YOUR TASK
Where a line of the material contains the string "DAYS", copy that line.

DATA LISTING
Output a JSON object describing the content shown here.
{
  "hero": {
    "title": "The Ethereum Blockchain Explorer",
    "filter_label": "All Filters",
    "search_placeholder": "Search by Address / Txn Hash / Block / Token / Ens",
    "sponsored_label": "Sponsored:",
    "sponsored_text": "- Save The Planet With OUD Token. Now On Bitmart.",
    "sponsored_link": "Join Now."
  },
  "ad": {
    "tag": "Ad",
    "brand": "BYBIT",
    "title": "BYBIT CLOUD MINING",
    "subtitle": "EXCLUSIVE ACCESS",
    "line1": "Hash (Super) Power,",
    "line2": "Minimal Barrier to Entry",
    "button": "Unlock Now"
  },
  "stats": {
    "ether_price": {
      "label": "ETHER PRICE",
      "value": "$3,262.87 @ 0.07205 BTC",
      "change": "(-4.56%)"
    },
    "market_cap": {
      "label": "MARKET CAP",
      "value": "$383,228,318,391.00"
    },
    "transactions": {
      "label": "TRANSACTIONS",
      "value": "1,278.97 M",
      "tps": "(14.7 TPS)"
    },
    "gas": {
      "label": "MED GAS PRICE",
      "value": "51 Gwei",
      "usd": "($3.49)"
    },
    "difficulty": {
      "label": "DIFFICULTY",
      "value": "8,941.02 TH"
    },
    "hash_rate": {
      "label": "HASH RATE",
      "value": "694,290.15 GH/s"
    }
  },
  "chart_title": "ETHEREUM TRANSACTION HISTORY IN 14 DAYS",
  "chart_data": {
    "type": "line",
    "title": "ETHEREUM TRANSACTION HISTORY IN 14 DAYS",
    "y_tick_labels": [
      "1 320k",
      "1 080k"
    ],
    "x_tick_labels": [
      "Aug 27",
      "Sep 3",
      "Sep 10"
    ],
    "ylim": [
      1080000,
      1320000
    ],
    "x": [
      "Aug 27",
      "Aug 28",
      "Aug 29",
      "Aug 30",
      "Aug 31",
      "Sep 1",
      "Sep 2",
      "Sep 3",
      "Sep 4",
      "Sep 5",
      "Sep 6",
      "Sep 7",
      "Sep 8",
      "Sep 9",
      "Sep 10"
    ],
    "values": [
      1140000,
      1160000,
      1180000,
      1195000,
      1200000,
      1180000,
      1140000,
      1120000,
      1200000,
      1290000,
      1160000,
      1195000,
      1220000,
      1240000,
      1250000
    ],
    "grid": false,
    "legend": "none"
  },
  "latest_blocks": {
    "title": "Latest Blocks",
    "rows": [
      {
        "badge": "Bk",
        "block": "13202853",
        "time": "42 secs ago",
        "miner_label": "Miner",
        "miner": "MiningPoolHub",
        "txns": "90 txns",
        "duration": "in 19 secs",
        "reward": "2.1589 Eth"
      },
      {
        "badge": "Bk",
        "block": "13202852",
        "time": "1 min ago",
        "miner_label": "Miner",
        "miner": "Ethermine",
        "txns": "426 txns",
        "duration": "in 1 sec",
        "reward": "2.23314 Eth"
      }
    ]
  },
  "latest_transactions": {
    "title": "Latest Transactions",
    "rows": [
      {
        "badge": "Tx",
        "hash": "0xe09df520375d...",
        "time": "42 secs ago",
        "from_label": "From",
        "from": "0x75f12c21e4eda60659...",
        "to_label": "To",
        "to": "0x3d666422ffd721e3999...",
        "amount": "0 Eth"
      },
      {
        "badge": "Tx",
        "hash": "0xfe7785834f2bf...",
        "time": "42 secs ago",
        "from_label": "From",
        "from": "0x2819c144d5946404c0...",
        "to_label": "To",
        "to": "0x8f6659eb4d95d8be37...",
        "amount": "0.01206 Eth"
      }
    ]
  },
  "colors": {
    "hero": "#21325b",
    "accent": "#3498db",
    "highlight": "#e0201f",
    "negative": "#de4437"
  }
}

THE COMPLETED TASK
  "chart_title": "ETHEREUM TRANSACTION HISTORY IN 14 DAYS",
    "title": "ETHEREUM TRANSACTION HISTORY IN 14 DAYS",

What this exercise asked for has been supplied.